I’d like to first say thank you to everyone at Grand Marias Family Dentistry, OHTF, North Shore Health Care Foundation, and my family who have made this a possibility for me. Looking back six months ago, I never dreamed that I would become a part of something so wonderful in a place that I now call home. I’ve been a registered dental hygienist for the past thirteen years, working in the twin cities for a large practice. I spent several of those years as the Clinical Team Lead, overseeing the clinical operations of the dental team. I moved to Grand Marias in June of this year with my three children and began working both as a Dental Hygienist at Grand Marias Family Dentistry and as the Oral Health Education Coordinator for the Oral Health Task Force. Delta Dental of Minnesota Foundation awarded the Oral Health Task Force a three year grant to establish an oral health prevention program that will integrate the health services in Cook County with the dental team. Our goal is to make it the norm for the children and families of Cook County to have dental care along with the knowledge and resources to obtain good oral health. The last three months have been very busy. I have been continuously working on broadening my knowledge of dentistry with a focus on community health and Caries Management by Risk Assessment (CAMBRA), a simple tool used to assess one’s risk for decay based on their dietary habits, frequency of dental care, brushing and flossing habits, and medical issues (especially those that require the use of saliva reducing medications). It looks at the risk factors such as frequent sugary snacks and poor oral health habits and weighs them against the protective factors such as fluoride use from drinking water, toothpastes, and fluoride varnishes. Once the risk is assessed, then the patients’ homecare and fluoride use can be modified to increase these protective factors. Meeting many of the families and children through WIC has been a wonderful opportunity for me. I have had the chance to not only meet some of the families here in Cook County, but also help to provide information, new toothbrushes, and answer questions about oral health for new and expecting mothers and their children. I plan to provide fluoride treatments and risk assessments for the children who come to WIC. Another one of the goals of the OHTF is to prepare an educational component that will be presented to healthcare providers and public health nurses, as well as providing fluoride treatments for their patients. In the near future, I will be making some home visits with public health nurses to provide oral health education to the families of Cook County. Far too often the importance of good oral health in relation to our overall health is overlooked. I’m looking forward to being an educator and a resource for the families of this community.

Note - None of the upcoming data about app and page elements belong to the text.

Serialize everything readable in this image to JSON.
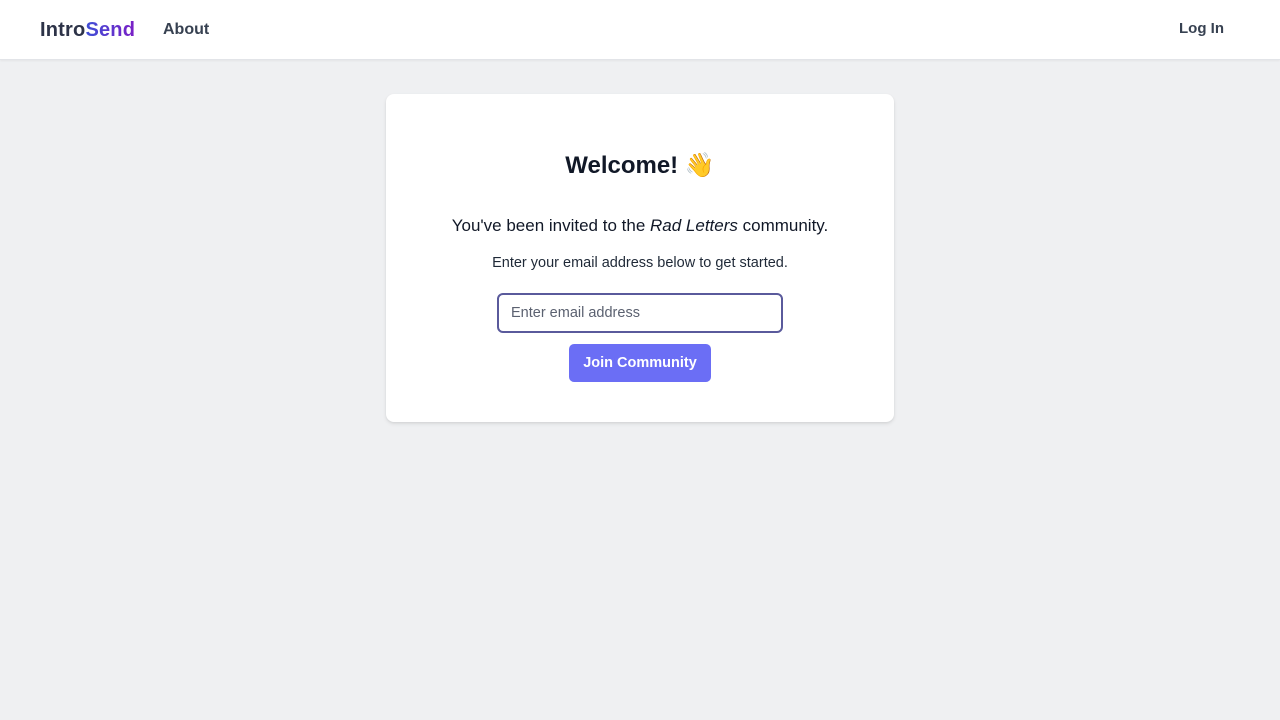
{
  "nav": {
    "logo_part1": "Intro",
    "logo_part2": "Send",
    "about_label": "About",
    "login_label": "Log In"
  },
  "card": {
    "title": "Welcome!",
    "title_emoji": "👋",
    "invite_prefix": "You've been invited to the ",
    "community_name": "Rad Letters",
    "invite_suffix": " community.",
    "instructions": "Enter your email address below to get started.",
    "email_placeholder": "Enter email address",
    "email_value": "",
    "join_label": "Join Community"
  },
  "colors": {
    "background": "#eff0f2",
    "accent_button": "#6b6ef5",
    "input_border": "#5a5a9c",
    "logo_gradient_start": "#3d4fd6",
    "logo_gradient_end": "#7b1fc6"
  },
  "icons": {
    "wave": "waving-hand-icon"
  }
}
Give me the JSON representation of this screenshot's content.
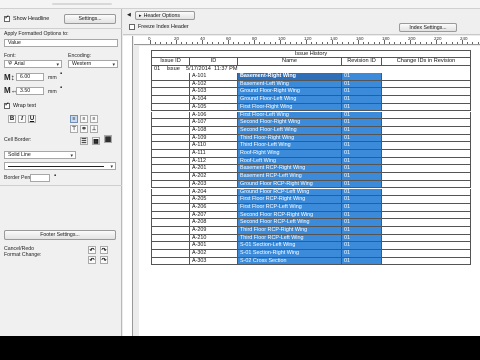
{
  "left_panel": {
    "show_headline_label": "Show Headline",
    "settings_button": "Settings...",
    "apply_formatted_options_label": "Apply Formatted Options to:",
    "apply_target_value": "Value",
    "font_label": "Font:",
    "encoding_label": "Encoding:",
    "font_value": "Arial",
    "encoding_value": "Western",
    "height_value": "6.00",
    "height_unit": "mm",
    "width_value": "3.50",
    "width_unit": "mm",
    "wrap_text_label": "Wrap text",
    "bold_glyph": "B",
    "italic_glyph": "I",
    "underline_glyph": "U",
    "cell_border_label": "Cell Border:",
    "cell_border_value": "Solid Line",
    "border_pen_label": "Border Pen:",
    "footer_settings_button": "Footer Settings...",
    "cancel_redo_label": "Cancel/Redo",
    "format_change_label": "Format Change:"
  },
  "right_toolbar": {
    "header_options_label": "Header Options",
    "freeze_index_header_label": "Freeze Index Header",
    "index_settings_button": "Index Settings..."
  },
  "ruler_numbers": [
    "0",
    "20",
    "40",
    "60",
    "80",
    "100",
    "120",
    "140",
    "160",
    "180",
    "200",
    "220",
    "240"
  ],
  "schedule": {
    "title": "Issue History",
    "columns": [
      "Issue ID",
      "ID",
      "Name",
      "Revision ID",
      "Change IDs in Revision"
    ],
    "issue_line": "01    Issue    5/17/2014  11:37 PM",
    "rows": [
      {
        "id": "A-101",
        "name": "Basement-Right Wing",
        "rev": "01"
      },
      {
        "id": "A-102",
        "name": "Basement-Left Wing",
        "rev": "01"
      },
      {
        "id": "A-103",
        "name": "Ground Floor-Right Wing",
        "rev": "01"
      },
      {
        "id": "A-104",
        "name": "Ground Floor-Left Wing",
        "rev": "01"
      },
      {
        "id": "A-105",
        "name": "First Floor-Right Wing",
        "rev": "01"
      },
      {
        "id": "A-106",
        "name": "First Floor-Left Wing",
        "rev": "01"
      },
      {
        "id": "A-107",
        "name": "Second Floor-Right Wing",
        "rev": "01"
      },
      {
        "id": "A-108",
        "name": "Second Floor-Left Wing",
        "rev": "01"
      },
      {
        "id": "A-109",
        "name": "Third Floor-Right Wing",
        "rev": "01"
      },
      {
        "id": "A-110",
        "name": "Third Floor-Left Wing",
        "rev": "01"
      },
      {
        "id": "A-111",
        "name": "Roof-Right Wing",
        "rev": "01"
      },
      {
        "id": "A-112",
        "name": "Roof-Left Wing",
        "rev": "01"
      },
      {
        "id": "A-201",
        "name": "Basement RCP-Right Wing",
        "rev": "01"
      },
      {
        "id": "A-202",
        "name": "Basement RCP-Left Wing",
        "rev": "01"
      },
      {
        "id": "A-203",
        "name": "Ground Floor RCP-Right Wing",
        "rev": "01"
      },
      {
        "id": "A-204",
        "name": "Ground Floor RCP-Left Wing",
        "rev": "01"
      },
      {
        "id": "A-205",
        "name": "First Floor RCP-Right Wing",
        "rev": "01"
      },
      {
        "id": "A-206",
        "name": "First Floor RCP-Left Wing",
        "rev": "01"
      },
      {
        "id": "A-207",
        "name": "Second Floor RCP-Right Wing",
        "rev": "01"
      },
      {
        "id": "A-208",
        "name": "Second Floor RCP-Left Wing",
        "rev": "01"
      },
      {
        "id": "A-209",
        "name": "Third Floor RCP-Right Wing",
        "rev": "01"
      },
      {
        "id": "A-210",
        "name": "Third Floor RCP-Left Wing",
        "rev": "01"
      },
      {
        "id": "A-301",
        "name": "S-01 Section-Left Wing",
        "rev": "01"
      },
      {
        "id": "A-302",
        "name": "S-01 Section-Right Wing",
        "rev": "01"
      },
      {
        "id": "A-303",
        "name": "S-02 Cross Section",
        "rev": "01"
      }
    ]
  },
  "colors": {
    "selection": "#3b8bda",
    "panel": "#f0f0f0"
  }
}
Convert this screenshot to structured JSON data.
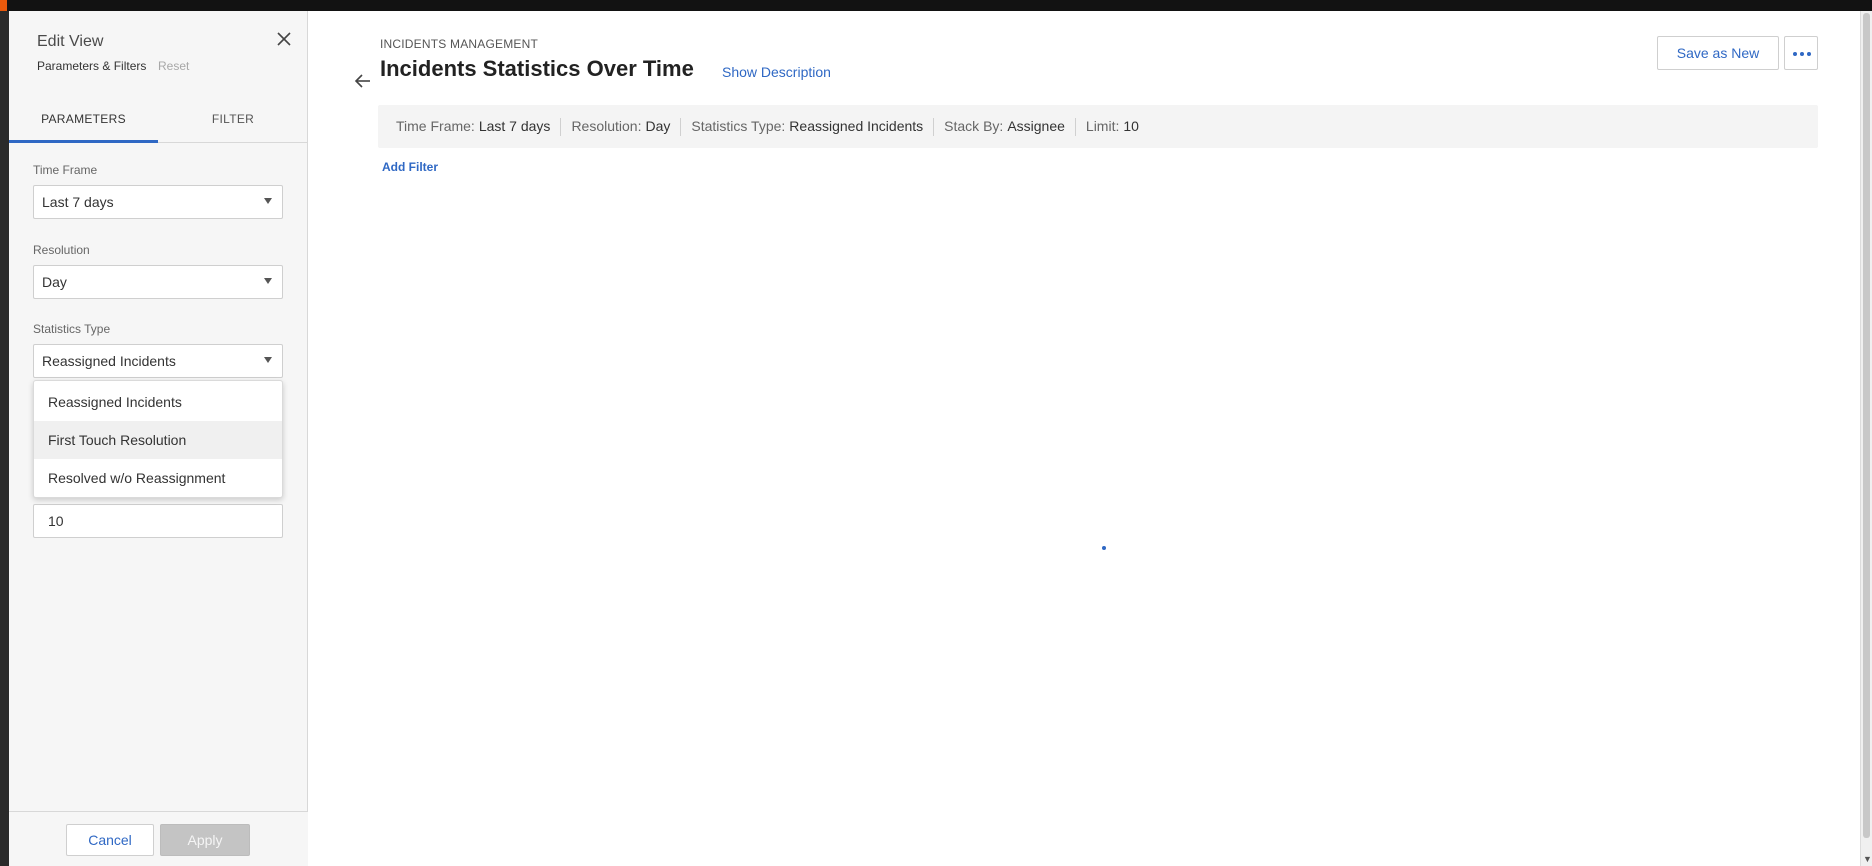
{
  "colors": {
    "accent": "#2f68c4",
    "brand_orange": "#e8590c",
    "panel_bg": "#f6f6f6"
  },
  "panel": {
    "title": "Edit View",
    "subtitle": "Parameters & Filters",
    "reset_label": "Reset",
    "tabs": [
      {
        "label": "PARAMETERS",
        "active": true
      },
      {
        "label": "FILTER",
        "active": false
      }
    ],
    "fields": {
      "time_frame": {
        "label": "Time Frame",
        "value": "Last 7 days"
      },
      "resolution": {
        "label": "Resolution",
        "value": "Day"
      },
      "statistics_type": {
        "label": "Statistics Type",
        "value": "Reassigned Incidents"
      },
      "limit": {
        "value": "10"
      }
    },
    "dropdown_options": [
      "Reassigned Incidents",
      "First Touch Resolution",
      "Resolved w/o Reassignment"
    ],
    "cancel_label": "Cancel",
    "apply_label": "Apply"
  },
  "main": {
    "breadcrumb": "INCIDENTS MANAGEMENT",
    "title": "Incidents Statistics Over Time",
    "show_description_label": "Show Description",
    "save_as_new_label": "Save as New",
    "summary": [
      {
        "key": "Time Frame:",
        "value": "Last 7 days"
      },
      {
        "key": "Resolution:",
        "value": "Day"
      },
      {
        "key": "Statistics Type:",
        "value": "Reassigned Incidents"
      },
      {
        "key": "Stack By:",
        "value": "Assignee"
      },
      {
        "key": "Limit:",
        "value": "10"
      }
    ],
    "add_filter_label": "Add Filter"
  },
  "icons": [
    "close-icon",
    "back-arrow-icon",
    "more-options-icon",
    "chevron-down-icon",
    "loading-indicator"
  ]
}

--Oral Health Education Coordinator
As you just read from the articles written by Paul Nelson and Bonnie Dalin, much is happening here at the Oral Health Task Force. I’m happy to say that the OHTF is in great shape and doing great work. It has been my honor and pleasure to be a part of this for the past four years. Bonnie and I represented the OHTF at Cook County High School ISD 166 on August 31st, 2016. We will also be doing a “Peek in the Mouth” screening at the school on October 17th for K-5th graders. The pre-school children are seen at the dental office in the spring of each year which is paid for by the OHTF. “Free Day” at the dentist is scheduled for November 28th and another in the spring. This is also paid for by the OHTF. Great Expectations and Birch Grove Charter Schools will be held this coming spring. A traveling dental bus visits the Grand Portage Reservation yearly and does dental screenings. My job as coordinator is to set up and coordinate school screenings, do the necessary follow up work for parents, set up and work the “Free Day” at the dental office, special events that happen throughout the year, office work including data entry, invoicing, running monthly committee meetings and minutes. Bonnie will concentrate on the educational component of the Oral Health Task Force. We’re thrilled to have Bonnie on board and I look forward to working with her this coming year.
Georgene Daubanton --Oral Health Task Force Coordinator